The best strategy is to show your case studies/portfolio pieces individually (in the Portfolio section of your site), listing not just you in the credits, but also the agency for which you did the work. For example, I do this on my own portfolio site:
Role: Senior Art Director ( <- your role in the project)
Agency: SCDP ( <- the agency for whom you did the work)
Client: Coca-Cola Deutschland GmbH ( <- especially good if the client is a holding or umbrella company)
Brand: Sprite ( <- does what it says on the tin)
A list of brands and clients, or a logo grid (however you want to present it) can go on your About Me page without any agency credit whatsoever. It's really just an extension of your CV that says, 'Over the course of my career, I've done work for these brands).
This way, you sort the matter of crediting the agency, without sacrificing the obvious benefits of telling prospective employers or clients what kind of big brand experience you've personally got. No lying, or even truth bending required.

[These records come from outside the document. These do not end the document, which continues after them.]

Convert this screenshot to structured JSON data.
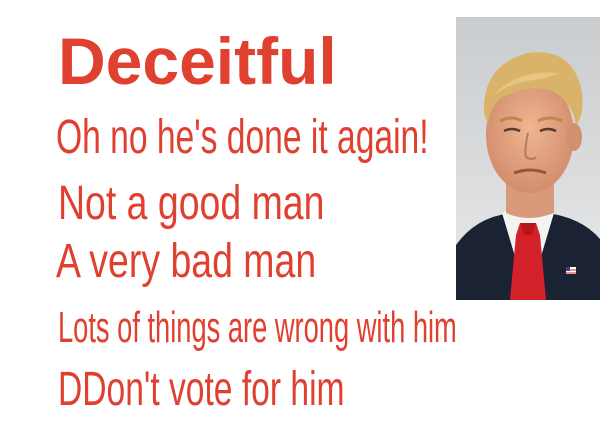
{
  "meme": {
    "lines": [
      "Deceitful",
      "Oh no he's done it again!",
      "Not a good man",
      "A very bad man",
      "Lots of things are wrong with him",
      "DDon't vote for him"
    ]
  },
  "colors": {
    "text": "#e0402f",
    "background": "#ffffff",
    "tie": "#d3222a",
    "suit": "#1b2233",
    "hair": "#d9b36a",
    "skin": "#e8a98a"
  },
  "photo": {
    "icon": "portrait-photo"
  }
}
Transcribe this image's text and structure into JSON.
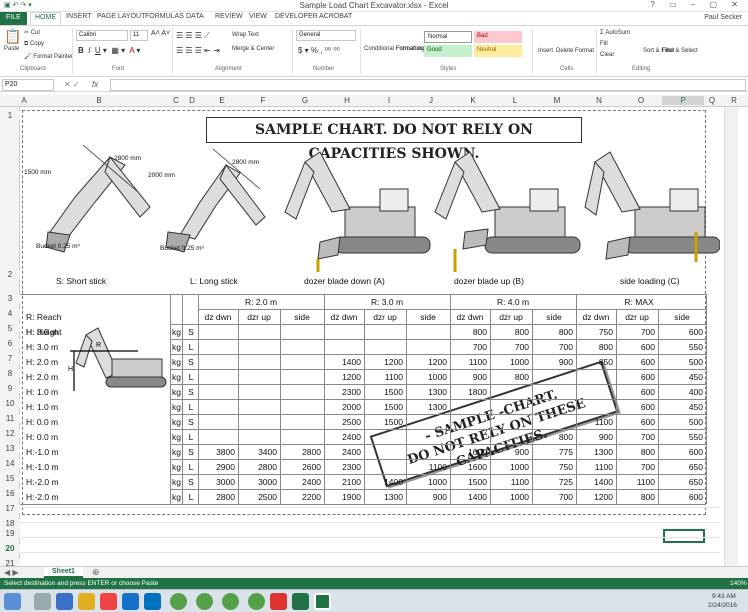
{
  "window": {
    "title": "Sample Load Chart Excavator.xlsx - Excel",
    "user": "Paul Secker"
  },
  "ribbon_tabs": [
    "FILE",
    "HOME",
    "INSERT",
    "PAGE LAYOUT",
    "FORMULAS",
    "DATA",
    "REVIEW",
    "VIEW",
    "DEVELOPER",
    "ACROBAT"
  ],
  "ribbon": {
    "clipboard": {
      "paste": "Paste",
      "cut": "Cut",
      "copy": "Copy",
      "format_painter": "Format Painter",
      "label": "Clipboard"
    },
    "font": {
      "name": "Calibri",
      "size": "11",
      "label": "Font"
    },
    "alignment": {
      "wrap": "Wrap Text",
      "merge": "Merge & Center",
      "label": "Alignment"
    },
    "number": {
      "format": "General",
      "label": "Number"
    },
    "styles": {
      "cond": "Conditional Formatting",
      "table": "Format as Table",
      "normal": "Normal",
      "bad": "Bad",
      "good": "Good",
      "neutral": "Neutral",
      "label": "Styles"
    },
    "cells": {
      "insert": "Insert",
      "delete": "Delete",
      "format": "Format",
      "label": "Cells"
    },
    "editing": {
      "autosum": "AutoSum",
      "fill": "Fill",
      "clear": "Clear",
      "sort": "Sort & Filter",
      "find": "Find & Select",
      "label": "Editing"
    }
  },
  "formula_bar": {
    "name_box": "P20",
    "fx": "fx",
    "value": ""
  },
  "columns": [
    "A",
    "B",
    "C",
    "D",
    "E",
    "F",
    "G",
    "H",
    "I",
    "J",
    "K",
    "L",
    "M",
    "N",
    "O",
    "P",
    "Q",
    "R"
  ],
  "rows": [
    "1",
    "2",
    "3",
    "4",
    "5",
    "6",
    "7",
    "8",
    "9",
    "10",
    "11",
    "12",
    "13",
    "14",
    "15",
    "16",
    "17",
    "18",
    "19",
    "20",
    "21",
    "22"
  ],
  "chart_banner": "SAMPLE CHART. DO NOT RELY ON CAPACITIES SHOWN.",
  "diagram_labels": {
    "short_len": "2800 mm",
    "short_h": "1500 mm",
    "short_bucket": "Bucket 0.25 m³",
    "long_len": "2800 mm",
    "long_h": "2000 mm",
    "long_bucket": "Bucket 0.25 m³"
  },
  "captions": {
    "short": "S: Short stick",
    "long": "L: Long stick",
    "down": "dozer blade down (A)",
    "up": "dozer blade up (B)",
    "side": "side loading (C)"
  },
  "table": {
    "reach_label": "R: Reach",
    "height_label": "H: Height",
    "reach_groups": [
      "R: 2.0 m",
      "R: 3.0 m",
      "R: 4.0 m",
      "R: MAX"
    ],
    "sub_headers": [
      "dz dwn",
      "dzr up",
      "side"
    ],
    "rows": [
      {
        "h": "H:  3.0 m",
        "u": "kg",
        "s": "S",
        "v": [
          "",
          "",
          "",
          "",
          "",
          "",
          "800",
          "800",
          "800",
          "750",
          "700",
          "600"
        ]
      },
      {
        "h": "H:  3.0 m",
        "u": "kg",
        "s": "L",
        "v": [
          "",
          "",
          "",
          "",
          "",
          "",
          "700",
          "700",
          "700",
          "800",
          "600",
          "550"
        ]
      },
      {
        "h": "H:  2.0 m",
        "u": "kg",
        "s": "S",
        "v": [
          "",
          "",
          "",
          "1400",
          "1200",
          "1200",
          "1100",
          "1000",
          "900",
          "850",
          "600",
          "500"
        ]
      },
      {
        "h": "H:  2.0 m",
        "u": "kg",
        "s": "L",
        "v": [
          "",
          "",
          "",
          "1200",
          "1100",
          "1000",
          "900",
          "800",
          "",
          "",
          "600",
          "450"
        ]
      },
      {
        "h": "H:  1.0 m",
        "u": "kg",
        "s": "S",
        "v": [
          "",
          "",
          "",
          "2300",
          "1500",
          "1300",
          "1800",
          "",
          "",
          "",
          "600",
          "400"
        ]
      },
      {
        "h": "H:  1.0 m",
        "u": "kg",
        "s": "L",
        "v": [
          "",
          "",
          "",
          "2000",
          "1500",
          "1300",
          "",
          "",
          "",
          "",
          "600",
          "450"
        ]
      },
      {
        "h": "H:  0.0 m",
        "u": "kg",
        "s": "S",
        "v": [
          "",
          "",
          "",
          "2500",
          "1500",
          "",
          "",
          "",
          "",
          "1100",
          "600",
          "500"
        ]
      },
      {
        "h": "H:  0.0 m",
        "u": "kg",
        "s": "L",
        "v": [
          "",
          "",
          "",
          "2400",
          "",
          "",
          "",
          "",
          "800",
          "900",
          "700",
          "550"
        ]
      },
      {
        "h": "H:-1.0 m",
        "u": "kg",
        "s": "S",
        "v": [
          "3800",
          "3400",
          "2800",
          "2400",
          "",
          "",
          "1600",
          "900",
          "775",
          "1300",
          "800",
          "600"
        ]
      },
      {
        "h": "H:-1.0 m",
        "u": "kg",
        "s": "L",
        "v": [
          "2900",
          "2800",
          "2600",
          "2300",
          "",
          "1100",
          "1600",
          "1000",
          "750",
          "1100",
          "700",
          "650"
        ]
      },
      {
        "h": "H:-2.0 m",
        "u": "kg",
        "s": "S",
        "v": [
          "3000",
          "3000",
          "2400",
          "2100",
          "1400",
          "1000",
          "1500",
          "1100",
          "725",
          "1400",
          "1100",
          "650"
        ]
      },
      {
        "h": "H:-2.0 m",
        "u": "kg",
        "s": "L",
        "v": [
          "2800",
          "2500",
          "2200",
          "1900",
          "1300",
          "900",
          "1400",
          "1000",
          "700",
          "1200",
          "800",
          "600"
        ]
      }
    ]
  },
  "stamp": {
    "line1": "- SAMPLE -CHART.",
    "line2": "DO NOT RELY ON THESE CAPACITIES."
  },
  "sheet_tab": "Sheet1",
  "status_text": "Select destination and press ENTER or choose Paste",
  "zoom": "140%",
  "clock": {
    "time": "9:43 AM",
    "date": "2/24/2016"
  }
}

- and the point of showing large brand logos doesn't have anything to do with borrowing their credibility? I think first and foremost that is the reason.deathboy

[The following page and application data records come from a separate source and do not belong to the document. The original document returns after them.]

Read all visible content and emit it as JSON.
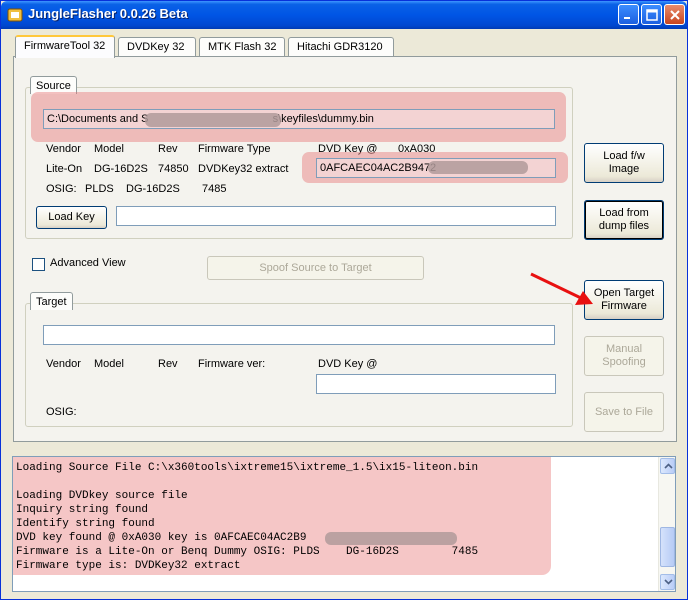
{
  "window": {
    "title": "JungleFlasher 0.0.26 Beta"
  },
  "tabs": [
    "FirmwareTool 32",
    "DVDKey 32",
    "MTK Flash 32",
    "Hitachi GDR3120"
  ],
  "source": {
    "group_label": "Source",
    "path_visible_start": "C:\\Documents and S",
    "path_visible_end": "s\\keyfiles\\dummy.bin",
    "headers": {
      "vendor": "Vendor",
      "model": "Model",
      "rev": "Rev",
      "fw_type": "Firmware Type",
      "dvd_key": "DVD Key @",
      "key_addr": "0xA030"
    },
    "values": {
      "vendor": "Lite-On",
      "model": "DG-16D2S",
      "rev": "74850",
      "fw_type": "DVDKey32 extract"
    },
    "dvd_key_visible": "0AFCAEC04AC2B9472",
    "osig_label": "OSIG:",
    "osig_values": [
      "PLDS",
      "DG-16D2S",
      "7485"
    ],
    "load_key_button": "Load Key",
    "key_value": ""
  },
  "advanced_view": {
    "label": "Advanced View",
    "checked": false
  },
  "spoof_button": "Spoof Source to Target",
  "target": {
    "group_label": "Target",
    "path_value": "",
    "headers": {
      "vendor": "Vendor",
      "model": "Model",
      "rev": "Rev",
      "fw_ver": "Firmware ver:",
      "dvd_key": "DVD Key @"
    },
    "dvd_key_value": "",
    "osig_label": "OSIG:"
  },
  "side_buttons": {
    "load_fw_image": "Load f/w\nImage",
    "load_dump": "Load from\ndump files",
    "open_target": "Open Target\nFirmware",
    "manual_spoofing": "Manual\nSpoofing",
    "save_to_file": "Save to File"
  },
  "log": [
    "Loading Source File C:\\x360tools\\ixtreme15\\ixtreme_1.5\\ix15-liteon.bin",
    "",
    "Loading DVDkey source file",
    "Inquiry string found",
    "Identify string found",
    "DVD key found @ 0xA030 key is 0AFCAEC04AC2B9",
    "Firmware is a Lite-On or Benq Dummy OSIG: PLDS    DG-16D2S        7485",
    "Firmware type is: DVDKey32 extract"
  ],
  "colors": {
    "highlight": "#e67878",
    "titlebar": "#0055e5",
    "arrow": "#e81010"
  }
}
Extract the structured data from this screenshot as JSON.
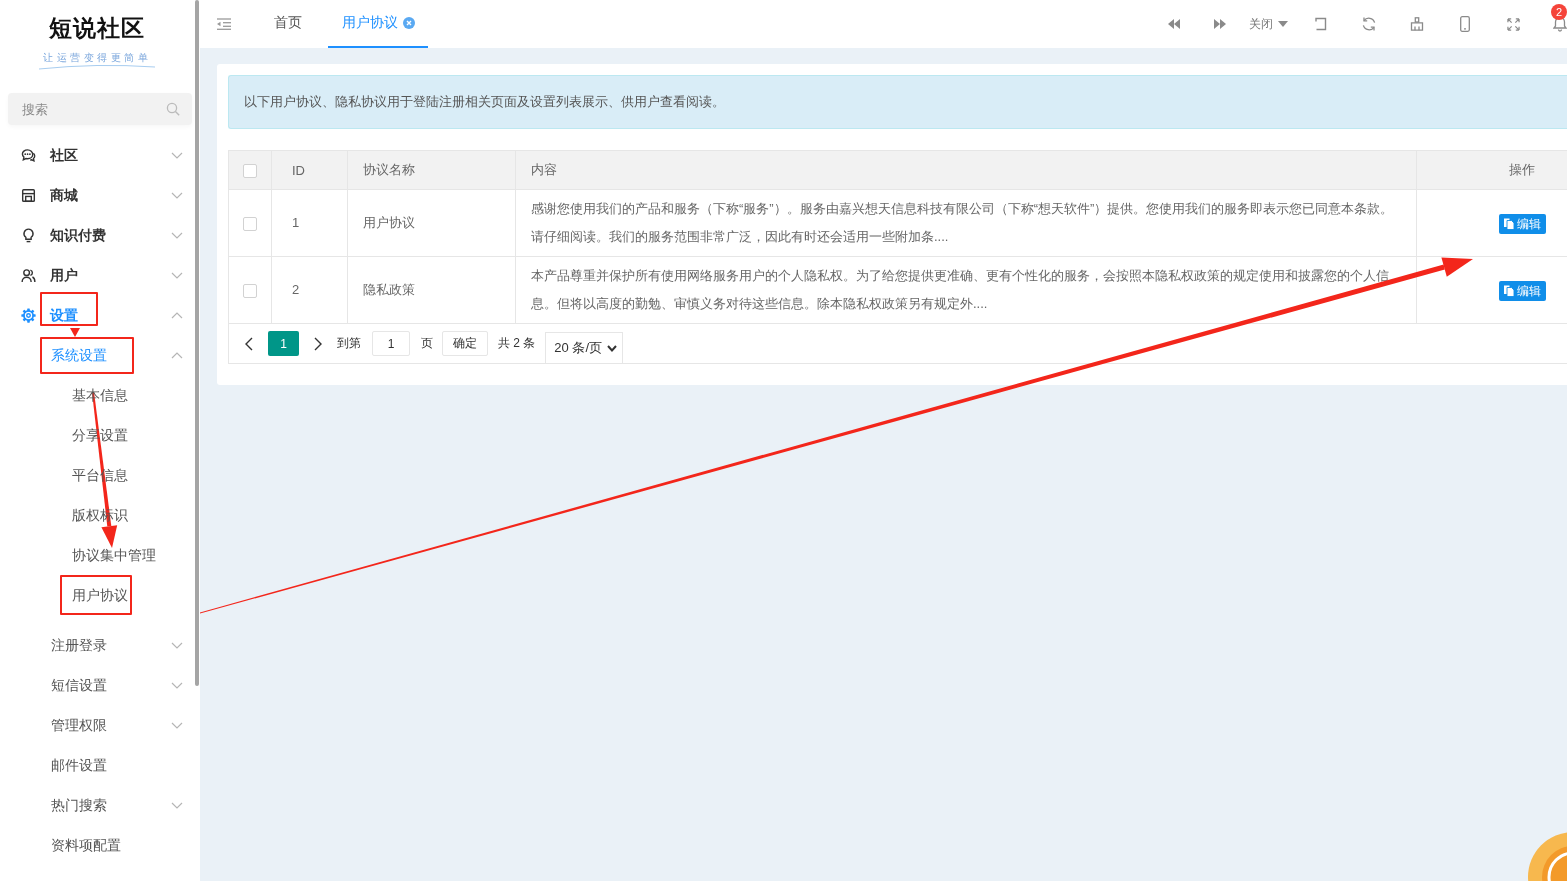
{
  "sidebar": {
    "logo": {
      "title": "短说社区",
      "tagline": "让运营变得更简单"
    },
    "search": {
      "placeholder": "搜索"
    },
    "items": [
      {
        "label": "社区",
        "active": false,
        "expanded": false,
        "marked": false
      },
      {
        "label": "商城",
        "active": false,
        "expanded": false,
        "marked": false
      },
      {
        "label": "知识付费",
        "active": false,
        "expanded": false,
        "marked": false
      },
      {
        "label": "用户",
        "active": false,
        "expanded": false,
        "marked": false
      },
      {
        "label": "设置",
        "active": true,
        "expanded": true,
        "marked": true,
        "children": [
          {
            "label": "系统设置",
            "kind": "group",
            "active": true,
            "expanded": true,
            "marked": true,
            "children": [
              {
                "label": "基本信息",
                "active": false,
                "marked": false
              },
              {
                "label": "分享设置",
                "active": false,
                "marked": false
              },
              {
                "label": "平台信息",
                "active": false,
                "marked": false
              },
              {
                "label": "版权标识",
                "active": false,
                "marked": false
              },
              {
                "label": "协议集中管理",
                "active": false,
                "marked": false
              },
              {
                "label": "用户协议",
                "active": false,
                "marked": true
              }
            ]
          },
          {
            "label": "注册登录",
            "kind": "group",
            "active": false,
            "expanded": false,
            "marked": false
          },
          {
            "label": "短信设置",
            "kind": "group",
            "active": false,
            "expanded": false,
            "marked": false
          },
          {
            "label": "管理权限",
            "kind": "group",
            "active": false,
            "expanded": false,
            "marked": false
          },
          {
            "label": "邮件设置",
            "kind": "link",
            "active": false,
            "marked": false
          },
          {
            "label": "热门搜索",
            "kind": "group",
            "active": false,
            "expanded": false,
            "marked": false
          },
          {
            "label": "资料项配置",
            "kind": "link",
            "active": false,
            "marked": false
          }
        ]
      }
    ]
  },
  "topbar": {
    "tabs": [
      {
        "label": "首页",
        "selected": false,
        "closable": false
      },
      {
        "label": "用户协议",
        "selected": true,
        "closable": true
      }
    ],
    "close_menu": "关闭",
    "notification_badge": "2"
  },
  "content": {
    "notice": "以下用户协议、隐私协议用于登陆注册相关页面及设置列表展示、供用户查看阅读。",
    "table": {
      "header_checked": false,
      "columns": [
        "ID",
        "协议名称",
        "内容",
        "操作"
      ],
      "rows": [
        {
          "checked": false,
          "id": "1",
          "name": "用户协议",
          "content": "感谢您使用我们的产品和服务（下称“服务”）。服务由嘉兴想天信息科技有限公司（下称“想天软件”）提供。您使用我们的服务即表示您已同意本条款。请仔细阅读。我们的服务范围非常广泛，因此有时还会适用一些附加条....",
          "action": "编辑"
        },
        {
          "checked": false,
          "id": "2",
          "name": "隐私政策",
          "content": "本产品尊重并保护所有使用网络服务用户的个人隐私权。为了给您提供更准确、更有个性化的服务，会按照本隐私权政策的规定使用和披露您的个人信息。但将以高度的勤勉、审慎义务对待这些信息。除本隐私权政策另有规定外....",
          "action": "编辑"
        }
      ]
    },
    "pagination": {
      "pages": [
        {
          "label": "1",
          "selected": true
        }
      ],
      "goto_label": "到第",
      "goto_value": "1",
      "page_unit": "页",
      "confirm": "确定",
      "total": "共 2 条",
      "page_size": "20 条/页"
    }
  }
}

- Not at all. It's not borrowing credibility if you actually did work on them. That's credibility acquired on your own, especially if the work was good.Continuity
- If you worked for (shit-hot agency name here), and you listed that on your CV, would you say it's borrowed credibility? Nope. Same principle with brand logos.Continuity